People who test positive are also advised to inform close contacts.

Fraser Health is also not reporting COVID-19 exposures at schools as 32,000 students return to schools this week.

Due to the speed of the onset of symptoms, it's not practical to provide exposure notices to parents. However, it will list outbreaks on its website.

Currently, there are no school outbreaks listed on the website.

The Port Moody man who has been cautious and rarely goes out except to grocery shop, is not sure where he caught his illness, but says it's important for people to know what to do if they're sick.

Knowing the difference between whether they have COVID-19, the flu or a cold is important for mental health and to take proper steps to protect others, including their son, said Beattie.


Meanwhile, he and his wife are staying home to ensure they don't pass their illness on to anyone else.

On Tuesday, Beattie tested positive with the rapid antigen test given to him at the Coquitlam immunization and testing site on Barnet Highway.

Meanwhile, Ottawa is reportedly ramping up efforts to deliver COVID-19 rapid tests to provinces amid a surge in the highly transmissible Omicron variant that has pushed B.C. past its testing capacity.

It is expected to deliver more than 140 million rapid antigen tests to the provinces and territories on a per capita basis by the end of the monthly.

As many as 11 million are expected to arrive in B.C., with 500,000 delivered to schools.

"How they will be used in schools is still under review by the Ministry of Education," a spokesperson for School District 43 told The Tri-City News..

B.C. provincial health officer Dr. Bonnie Henry said last week it was an “urban myth” the province was hoarding rapid tests in a warehouse somewhere in the province.

"We've made rapid tests in their various forms available to long-term care for many months," she said, referring to when B.C. mandated all long-term care staff to get vaccinated and rapid tests were used in the period before employees received their second dose.

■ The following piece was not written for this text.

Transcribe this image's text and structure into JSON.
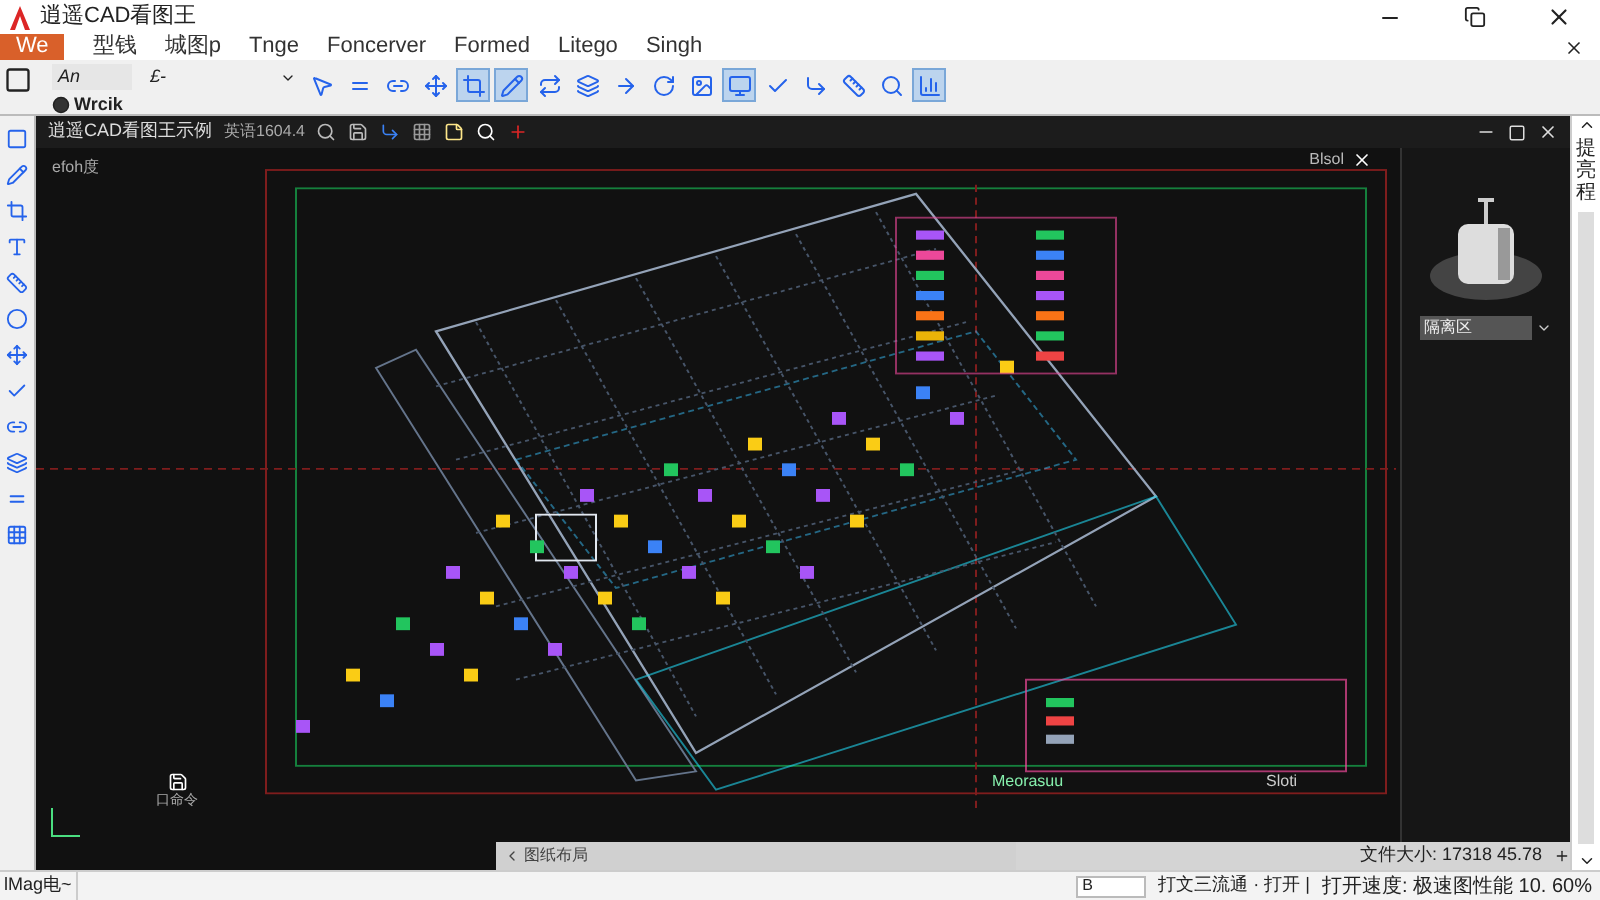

- with files from Kyle Balzer, Tri-City News, and The Canadian Press